  105. Swaminathan S, Ghosh S (2006) Statistically equivalent representative volume elements for unidirectional composite microstructures: part I– without damage. J Compos Mater 40:583–604Google Scholar
  106. Tabourot L, Dumoulin S, Balland P (2001) An attempt for a unified description from dislocation dynamics to metallic plastic behaviour. J Phys IV France 11:Pr5.111–Pr5.118Google Scholar
  107. Tabourot L, Fivel M, Rauch E (1997) Generalized constitutive laws for fcc single crystals. Mater Sci Eng A 234–236:639–642Google Scholar
  108. Taylor GI (1938a) Plastic strain in metals. J Inst Metals 62:307–324Google Scholar
  109. Taylor GI (1938b) Analysis of plastic strain in a cubic crystal, S. Timoshenko 60th Anniversary Volume. Macmillan, NewYorkGoogle Scholar
  110. Tirtom I, Güden M, Yildiz H (2008) Simulation of the strain rate sensitive flow behavior of SiC-particulate reinforce aluminum metal matrix composites. Comp Mater Sci 42:570–578Google Scholar
  111. Tvergaard V (1990) Analysis of tensile properties for a whisker-reinforced metal-matrix composite. Acta Metall Mater 38:185–194Google Scholar
  112. Wilkins M (1964) Calculation of elastoplastic flows. In: Alder B (ed) Methods in computational physics, vol 3. Academic Press, New York, pp 211–263Google Scholar
  113. Xie CL, Ghosh S, Groeber M (2004) Modeling cyclic deformation of HSLA steels using crystal plasticity. J Eng Mater Tech 126:339–352Google Scholar
  114. Zaiser M, Hochrainer T (2006) Some steps towards a continuum representation of 3D dislocation systems.

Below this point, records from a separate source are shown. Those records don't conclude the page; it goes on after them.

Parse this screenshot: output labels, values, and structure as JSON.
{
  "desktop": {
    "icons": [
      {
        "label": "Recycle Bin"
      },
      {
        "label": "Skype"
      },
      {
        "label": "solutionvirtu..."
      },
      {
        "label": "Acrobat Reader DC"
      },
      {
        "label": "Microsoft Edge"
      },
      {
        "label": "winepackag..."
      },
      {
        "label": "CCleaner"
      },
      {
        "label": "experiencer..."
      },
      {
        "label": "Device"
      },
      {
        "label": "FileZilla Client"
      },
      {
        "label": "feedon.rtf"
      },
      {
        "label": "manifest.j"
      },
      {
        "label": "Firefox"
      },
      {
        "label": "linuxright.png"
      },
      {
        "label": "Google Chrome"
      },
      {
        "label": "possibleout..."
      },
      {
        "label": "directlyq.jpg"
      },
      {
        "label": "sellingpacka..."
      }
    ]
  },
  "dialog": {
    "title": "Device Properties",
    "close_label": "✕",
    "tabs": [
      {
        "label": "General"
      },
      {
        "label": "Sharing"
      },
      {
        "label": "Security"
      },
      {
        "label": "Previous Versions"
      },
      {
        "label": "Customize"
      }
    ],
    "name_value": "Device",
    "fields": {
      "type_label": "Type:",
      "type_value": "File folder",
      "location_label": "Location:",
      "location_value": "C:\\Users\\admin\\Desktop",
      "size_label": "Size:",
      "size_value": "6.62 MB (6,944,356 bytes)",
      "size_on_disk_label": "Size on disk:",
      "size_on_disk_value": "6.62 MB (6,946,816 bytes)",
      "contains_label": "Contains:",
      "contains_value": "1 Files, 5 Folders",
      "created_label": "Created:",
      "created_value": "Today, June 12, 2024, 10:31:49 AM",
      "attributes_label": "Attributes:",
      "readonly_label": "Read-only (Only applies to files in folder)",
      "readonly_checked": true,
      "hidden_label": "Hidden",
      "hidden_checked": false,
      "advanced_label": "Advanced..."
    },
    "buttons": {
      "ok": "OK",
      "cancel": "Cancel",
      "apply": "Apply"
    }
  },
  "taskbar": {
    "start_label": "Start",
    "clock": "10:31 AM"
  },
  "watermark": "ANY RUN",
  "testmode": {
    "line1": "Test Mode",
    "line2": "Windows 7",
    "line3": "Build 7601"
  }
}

Scripta Mater 54:717–721Google Scholar
  115. Zeghadi A, N’guyen F, Forest S, Gourgues A-F, Bouaziz O (2007a) Ensemble averaging stress-strain fields in polycrystalline aggregates with a constrained surface microstructure– part 1: anisotropic elastic behaviour. Philos Mag 87:1401–1424Google Scholar
  116. Zeghadi A, Forest S, Gourgues A-F, Bouaziz O (2007b) Ensemble averaging stress-strain fields in polycrystalline aggregates with a constrained surface microstructure– Part 2: crystal plasticity. Philos Mag 87:1425–1446Google Scholar
  117. Zhao Z, Kuchnicki S, Radovitzky R, Cuitiňo (2007) Influence of in-grain mesh resolution on the prediction of deformation textures in fcc polycrystals by crystal plasticity FEM. Acta Mater 55: 2361–2373Google Scholar
  118. Zong BY, Zhang F, Wang G, Zuo L (2007) Strengthening mechanism of load sharing of particulate reinforcements in a metal matrix composite. J Mater Sci 42:4215–4226Google Scholar

Copyright information

© Springer Science+Business Media, LLC 2011

Authors and Affiliations

  1. 1.Universal Energy SystemsDaytonUSA

Personalised recommendations